The present study was conducted in two successive seasons (2009/2010 and 2010/2011) on the first and second ratoons of Williams banana plants cultivated in loamy clay soil under flood irrigation at a private orchard located at Tanta, Gharbia Governorate, Egypt. Four planting densities (ranged from 933 to 1400 plants feddan-1) were examined to study their effect on vegetative growth, flowering, yield and fruit quality of Williams banana. Banana plants grown at close spacing had taller pseudostem than plants grown under wide spacing. The highest yield per feddan was obtained from plants spaced at 3x2 m with two plants per hole, followed by those at 3x1 m, with one plant per hole since it was 34.07 and 30.33 tons in the first ratoon and 34.80 and 31.50 in the second ratoon for both planting distances, respectively. Earliest bunch shooting and minimum days for harvesting were recorded with planting distance 3x4 m with three plants per hole and bunch emerged earlier (12-13 days) than bunches produced from plants spaced at 3x1 m with one plants per hole in both first and second ratoons, respectively. Heaviest bunches were harvested from plants at 3x4 m spacing with three plants per hole. Increasing yield per feddan by this planting distance could be attributed mainly to the increasing number of plants in the area unit. The highest finger weight, length, Total Soluble Solids (TSS%) and total sugars% were produced from plant spaced at 3x4 m with three plants per hole.
S.M.A. Sarrwy, E.A.M. Mostafa and H.S.A. Hassan, 2012. Growth, Yield and Fruit Quality of Williams Banana as Affected by Different Planting Distances.

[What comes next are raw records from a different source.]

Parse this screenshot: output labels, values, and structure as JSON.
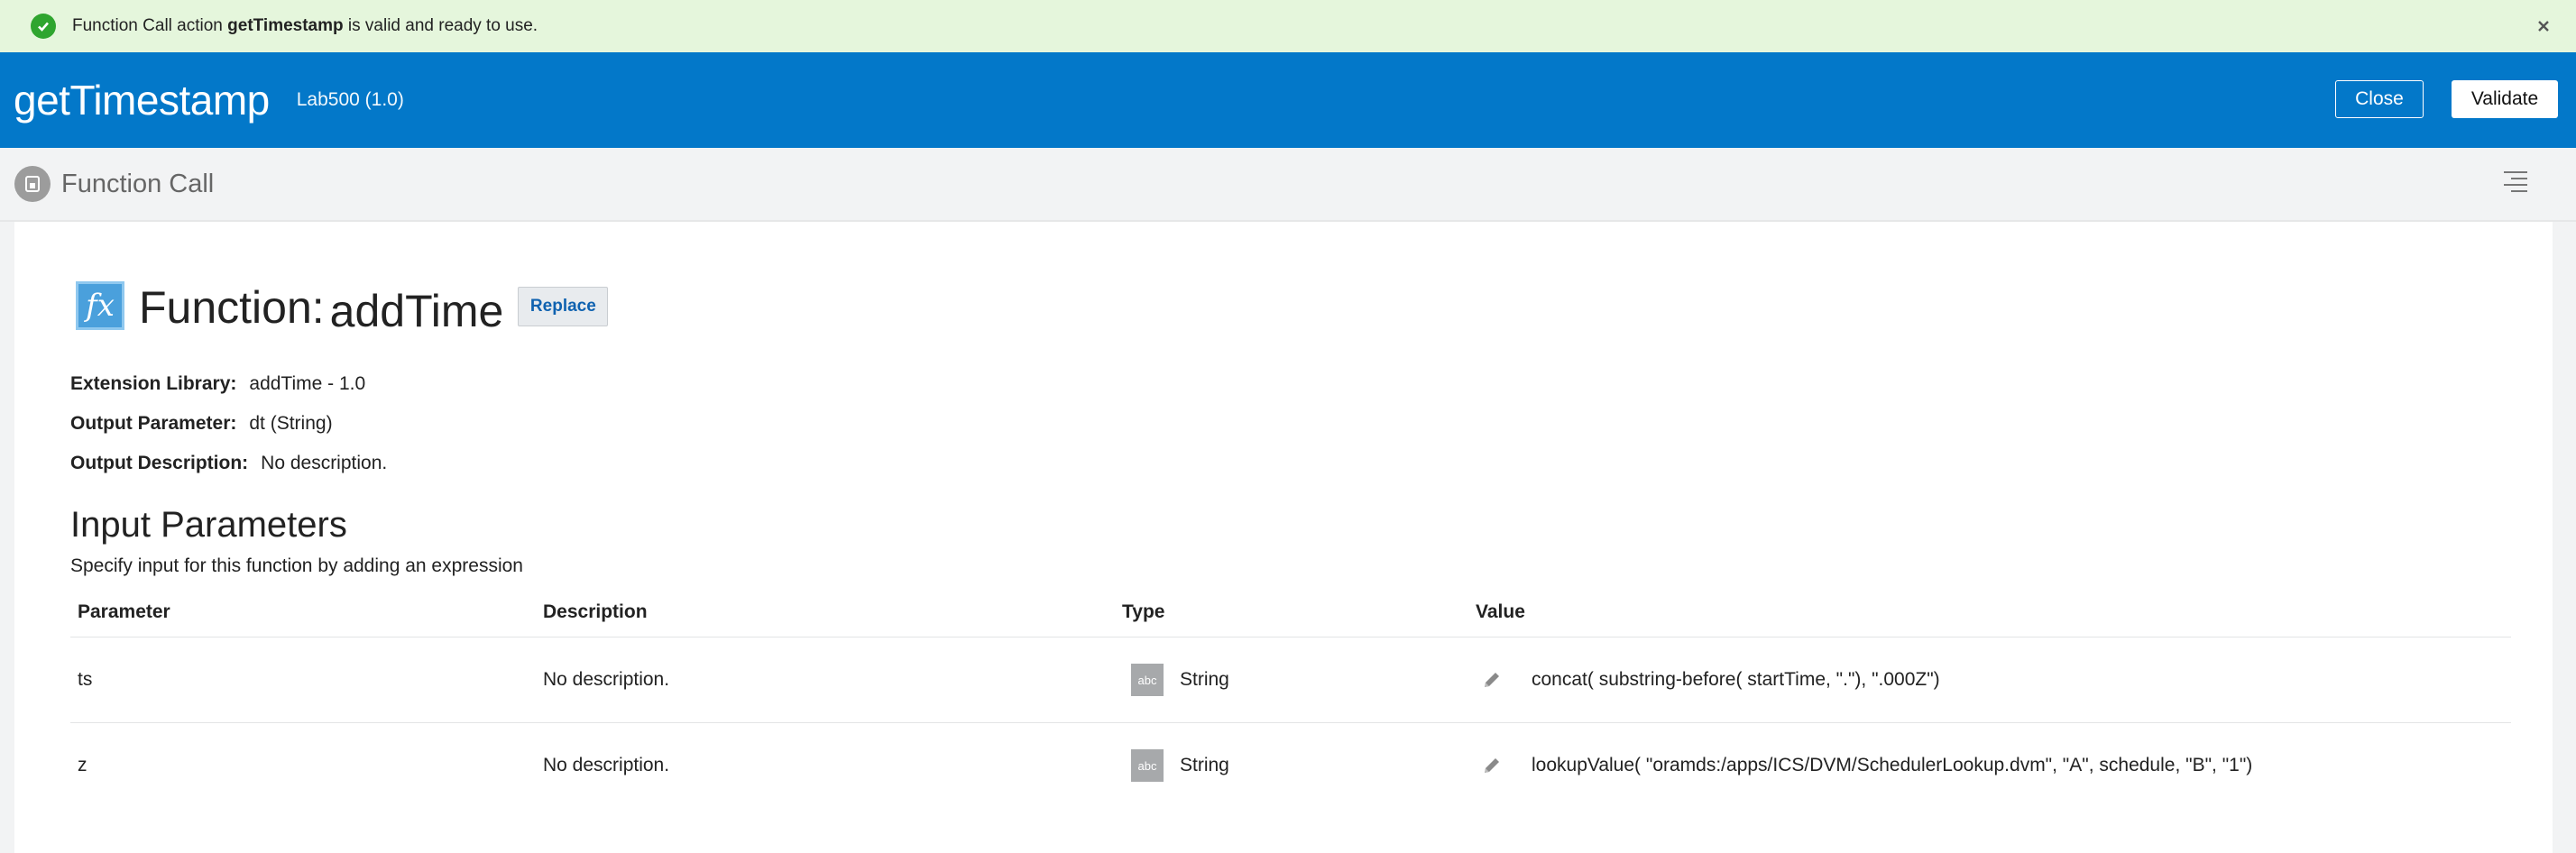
{
  "notification": {
    "prefix": "Function Call action",
    "name": "getTimestamp",
    "suffix": "is valid and ready to use."
  },
  "header": {
    "title": "getTimestamp",
    "version": "Lab500 (1.0)",
    "close_label": "Close",
    "validate_label": "Validate",
    "background": "#0378c9"
  },
  "subheader": {
    "label": "Function Call"
  },
  "function": {
    "label": "Function:",
    "name": "addTime",
    "replace_label": "Replace",
    "icon": "fx-icon"
  },
  "details": {
    "extension_library_label": "Extension Library:",
    "extension_library_value": "addTime - 1.0",
    "output_parameter_label": "Output Parameter:",
    "output_parameter_value": "dt (String)",
    "output_description_label": "Output Description:",
    "output_description_value": "No description."
  },
  "inputs": {
    "title": "Input Parameters",
    "subtitle": "Specify input for this function by adding an expression",
    "columns": [
      "Parameter",
      "Description",
      "Type",
      "Value"
    ],
    "rows": [
      {
        "parameter": "ts",
        "description": "No description.",
        "type_icon": "abc",
        "type": "String",
        "value": "concat( substring-before( startTime, \".\"), \".000Z\")"
      },
      {
        "parameter": "z",
        "description": "No description.",
        "type_icon": "abc",
        "type": "String",
        "value": "lookupValue( \"oramds:/apps/ICS/DVM/SchedulerLookup.dvm\", \"A\", schedule, \"B\", \"1\")"
      }
    ]
  },
  "colors": {
    "success_bar": "#e5f6dc",
    "success_icon": "#2fa52f",
    "link_blue": "#0f62b0"
  }
}
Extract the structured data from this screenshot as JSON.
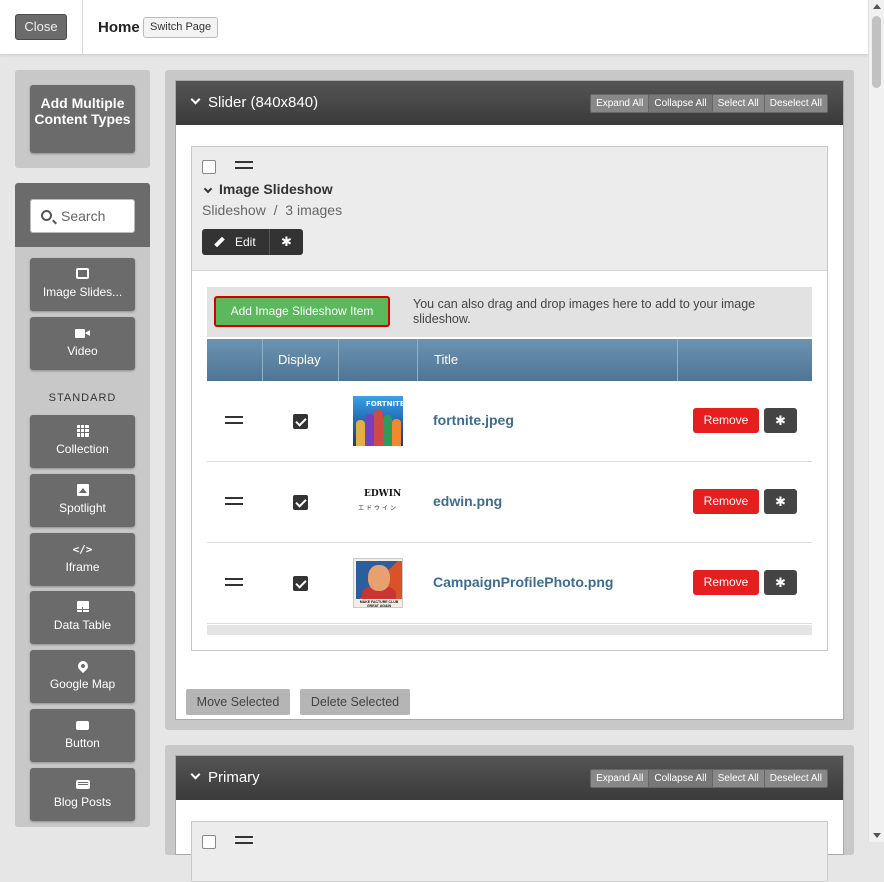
{
  "topbar": {
    "close_label": "Close",
    "page_title": "Home",
    "switch_page_label": "Switch Page"
  },
  "sidebar": {
    "add_multiple_label": "Add Multiple Content Types",
    "search_placeholder": "Search",
    "top_items": [
      {
        "label": "Image Slides...",
        "icon": "image-icon"
      },
      {
        "label": "Video",
        "icon": "video-icon"
      }
    ],
    "section_label": "STANDARD",
    "standard_items": [
      {
        "label": "Collection",
        "icon": "grid-icon"
      },
      {
        "label": "Spotlight",
        "icon": "picture-icon"
      },
      {
        "label": "Iframe",
        "icon": "code-icon"
      },
      {
        "label": "Data Table",
        "icon": "table-icon"
      },
      {
        "label": "Google Map",
        "icon": "map-pin-icon"
      },
      {
        "label": "Button",
        "icon": "button-icon"
      },
      {
        "label": "Blog Posts",
        "icon": "keyboard-icon"
      }
    ]
  },
  "sections": [
    {
      "title": "Slider (840x840)",
      "header_buttons": [
        "Expand All",
        "Collapse All",
        "Select All",
        "Deselect All"
      ]
    },
    {
      "title": "Primary",
      "header_buttons": [
        "Expand All",
        "Collapse All",
        "Select All",
        "Deselect All"
      ]
    }
  ],
  "block": {
    "title": "Image Slideshow",
    "type": "Slideshow",
    "separator": "/",
    "count": "3 images",
    "edit_label": "Edit",
    "add_item_label": "Add Image Slideshow Item",
    "drag_note": "You can also drag and drop images here to add to your image slideshow.",
    "columns": [
      "Display",
      "Title"
    ],
    "rows": [
      {
        "name": "fortnite.jpeg",
        "display": true,
        "remove_label": "Remove",
        "thumb_text": "FORTNITE"
      },
      {
        "name": "edwin.png",
        "display": true,
        "remove_label": "Remove",
        "thumb_text": "EDWIN",
        "thumb_subtext": "エドウイン"
      },
      {
        "name": "CampaignProfilePhoto.png",
        "display": true,
        "remove_label": "Remove",
        "thumb_text": "MAKE FACTURE CLUB GREAT AGAIN"
      }
    ]
  },
  "footer_buttons": {
    "move_label": "Move Selected",
    "delete_label": "Delete Selected"
  },
  "colors": {
    "accent_green": "#5cb85c",
    "remove_red": "#e61e1e",
    "title_blue": "#3d6d90",
    "table_header": "#5b81a1"
  }
}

International Journal of Agricultural Research, 7: 266-275.